1. Silybum marianum (Linnaeus) Gaertner, Fruct. Sem. Pl. 2: 378. 1791.
Blessed milkthistle, chardon Marie
Carduus marianus Linnaeus, Sp. Pl. 2: 823. 1753
Stems glabrous or slightly tomentose. Leaves: basal wing-petioled, blades 15–60+ cm, margins coarsely lobed; cauline leaves clasping, progressively smaller and less divided, bases spiny, coiled, auriculate. Phyllary appendages spreading, ovate, 1–4 cm including long-tapered spine tips. Corollas 26–35 mm; tubes 13–25 mm, throats campanulate, 2–3 mm, lobes 5–9 mm. Cypselae brown and black spotted, 6–8 mm; pappus scales 15–20 mm. 2n = 34.
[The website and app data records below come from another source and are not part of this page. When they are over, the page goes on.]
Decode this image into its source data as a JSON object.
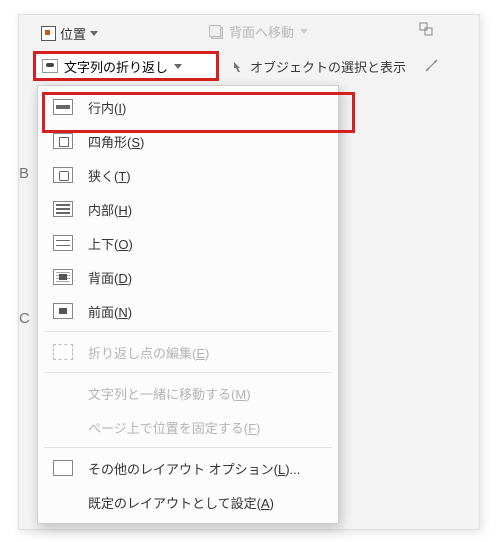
{
  "ribbon": {
    "position_label": "位置",
    "send_back_label": "背面へ移動",
    "wrap_button_label": "文字列の折り返し",
    "selection_pane_label": "オブジェクトの選択と表示"
  },
  "menu": {
    "inline": "行内(I)",
    "square": "四角形(S)",
    "tight": "狭く(T)",
    "through": "内部(H)",
    "topbottom": "上下(O)",
    "behind": "背面(D)",
    "front": "前面(N)",
    "edit_points": "折り返し点の編集(E)",
    "move_with_text": "文字列と一緒に移動する(M)",
    "fix_on_page": "ページ上で位置を固定する(F)",
    "more_layout": "その他のレイアウト オプション(L)...",
    "set_default": "既定のレイアウトとして設定(A)"
  },
  "edge": {
    "b": "B",
    "c": "C"
  }
}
Flowering Feb–Jun (west), Jul–Sep (north). Roadsides, pastures, waste areas; sometimes cultivated; 0–800 m; introduced; Alta., B.C., N.B., N.S., Ont., Que., Sask.; Ala., Ariz., Ark., Calif., Conn., Ind., La., Mich., Miss., Nev., N.H., N.J., N.Mex., N.Y., N.C., Ohio, Oreg., Pa., Tenn., Tex., Vt., Va., Wash., W.Va.; s Europe (Mediterranean region).
Silybum marianum is sometimes cultivated as an ornamental, a minor vegetable, or as a medicinal herb. Young shoots can be boiled and eaten like cabbage and young leaves can be added to salads. The seeds can be used as a coffee substitute. Extracts of S. marianum are used as an herbal treatment for liver ailments.